Mr Grunshaw said in a statement today: "Officers are at the Preston New Road protests to ensure public safety, facilitate peaceful protest and keep the road open as much as possible to allow others, including Cuadrilla, to conduct their lawful business.

"The ongoing operation continues to put a strain on our resources and the move to 24/7 policing has required us to utilise mutual aid to call in support from other forces. This is an operational decision from our constabulary and whether other forces are able to support is a decision for them to make.

"The decision which led to this operation was made by the Government and due to this I continue to call on them to fund the costs for this ongoing operation. I met with Lancashire MPs in Westminster last week who agreed to write a joint letter to the minister in support of our claim that this should be centrally funded."

Cuadrilla, which has talked of the 'irresponsible and intimidating' behaviour of some of the protesters, who have in turned complained about police being heavy-handed, hopes its operation at Preston New Road will see gas flowing into the national grid next year.

Claire Stephenson from Frack Free Lancashire said: "With respect to the decision by North Wales Police and Crime Commissioner, Arfon Jones, he is absolutely correct on all of his stated points.

"Fracking poses significant risks to the community, public health, environment climate and so on. These risks cannot be mitigated.

"The fanciful idea that a publicly-funded service such as police forces from several counties should be responsible for facilitating a private corporation to operate in a community, is an outrage. Cuadrilla and other fracking companies need to realise that if they are unable to operate without police as corporate security, then their business is untenable and unsustainable."

A spokesman for Cuadrilla said: "We strongly condemn the increased illegal and aggressive behaviour of activists which has put all road users near our Preston New Road site at serious risk.

"We ask that those responsible for the activity put a stop to such reckless and aggressive behaviour which is unnecessarily causing more chaos and upset for locals and wasting valuable police resource.

"We and the companies and individuals that work with us have a democratic right to carry out our lawful work without any of our staff or contractors suffering intimidation.

"The right to protest should not supersede the right to work.”

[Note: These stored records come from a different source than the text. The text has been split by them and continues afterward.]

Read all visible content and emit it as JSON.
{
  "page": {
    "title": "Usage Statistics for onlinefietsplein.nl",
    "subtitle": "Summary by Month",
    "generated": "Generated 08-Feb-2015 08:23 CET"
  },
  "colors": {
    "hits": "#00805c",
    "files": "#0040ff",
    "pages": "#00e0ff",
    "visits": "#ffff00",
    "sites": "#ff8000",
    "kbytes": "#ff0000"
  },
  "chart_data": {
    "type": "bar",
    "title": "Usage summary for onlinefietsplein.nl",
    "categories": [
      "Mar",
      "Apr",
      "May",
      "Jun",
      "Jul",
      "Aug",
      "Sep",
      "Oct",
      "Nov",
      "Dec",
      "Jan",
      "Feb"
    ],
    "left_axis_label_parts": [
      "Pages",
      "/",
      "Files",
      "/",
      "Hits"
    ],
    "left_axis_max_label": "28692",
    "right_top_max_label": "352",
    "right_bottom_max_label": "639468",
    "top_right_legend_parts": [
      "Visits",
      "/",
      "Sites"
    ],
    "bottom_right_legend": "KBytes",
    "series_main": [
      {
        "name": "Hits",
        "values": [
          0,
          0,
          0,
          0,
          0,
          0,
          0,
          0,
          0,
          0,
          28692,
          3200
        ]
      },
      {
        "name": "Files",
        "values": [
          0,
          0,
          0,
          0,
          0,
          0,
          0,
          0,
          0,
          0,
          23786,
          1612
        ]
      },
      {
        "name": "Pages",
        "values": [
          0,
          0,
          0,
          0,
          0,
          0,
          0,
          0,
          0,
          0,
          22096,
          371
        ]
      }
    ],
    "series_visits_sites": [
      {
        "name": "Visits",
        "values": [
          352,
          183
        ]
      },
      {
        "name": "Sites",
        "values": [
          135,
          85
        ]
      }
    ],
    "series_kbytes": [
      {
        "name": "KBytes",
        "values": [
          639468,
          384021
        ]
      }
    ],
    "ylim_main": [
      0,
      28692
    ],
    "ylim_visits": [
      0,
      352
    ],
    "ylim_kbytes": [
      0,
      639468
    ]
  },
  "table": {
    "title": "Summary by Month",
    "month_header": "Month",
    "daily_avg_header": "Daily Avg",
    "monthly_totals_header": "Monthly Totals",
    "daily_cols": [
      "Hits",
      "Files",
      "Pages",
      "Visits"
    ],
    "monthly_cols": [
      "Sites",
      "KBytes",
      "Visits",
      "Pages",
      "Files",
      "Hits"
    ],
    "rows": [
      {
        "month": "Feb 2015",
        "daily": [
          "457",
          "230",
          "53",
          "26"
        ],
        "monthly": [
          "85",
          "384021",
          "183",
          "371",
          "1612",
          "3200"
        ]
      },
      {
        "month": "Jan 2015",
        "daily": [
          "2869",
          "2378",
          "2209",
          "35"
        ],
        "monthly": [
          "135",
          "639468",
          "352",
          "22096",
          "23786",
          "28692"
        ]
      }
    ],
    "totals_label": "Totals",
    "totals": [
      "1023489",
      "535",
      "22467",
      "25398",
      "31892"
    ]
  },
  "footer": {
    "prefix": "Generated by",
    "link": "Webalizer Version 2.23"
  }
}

Pat Davies from Preston New Road Action Group added: "Any policing bill should not be met by local people but by Cuadrilla. They should meet those costs in full.

"It's somewhat ironic to expect a police force from Wales to facilitate a frack site in Lancashire when the actual process in Wales is not currently allowed."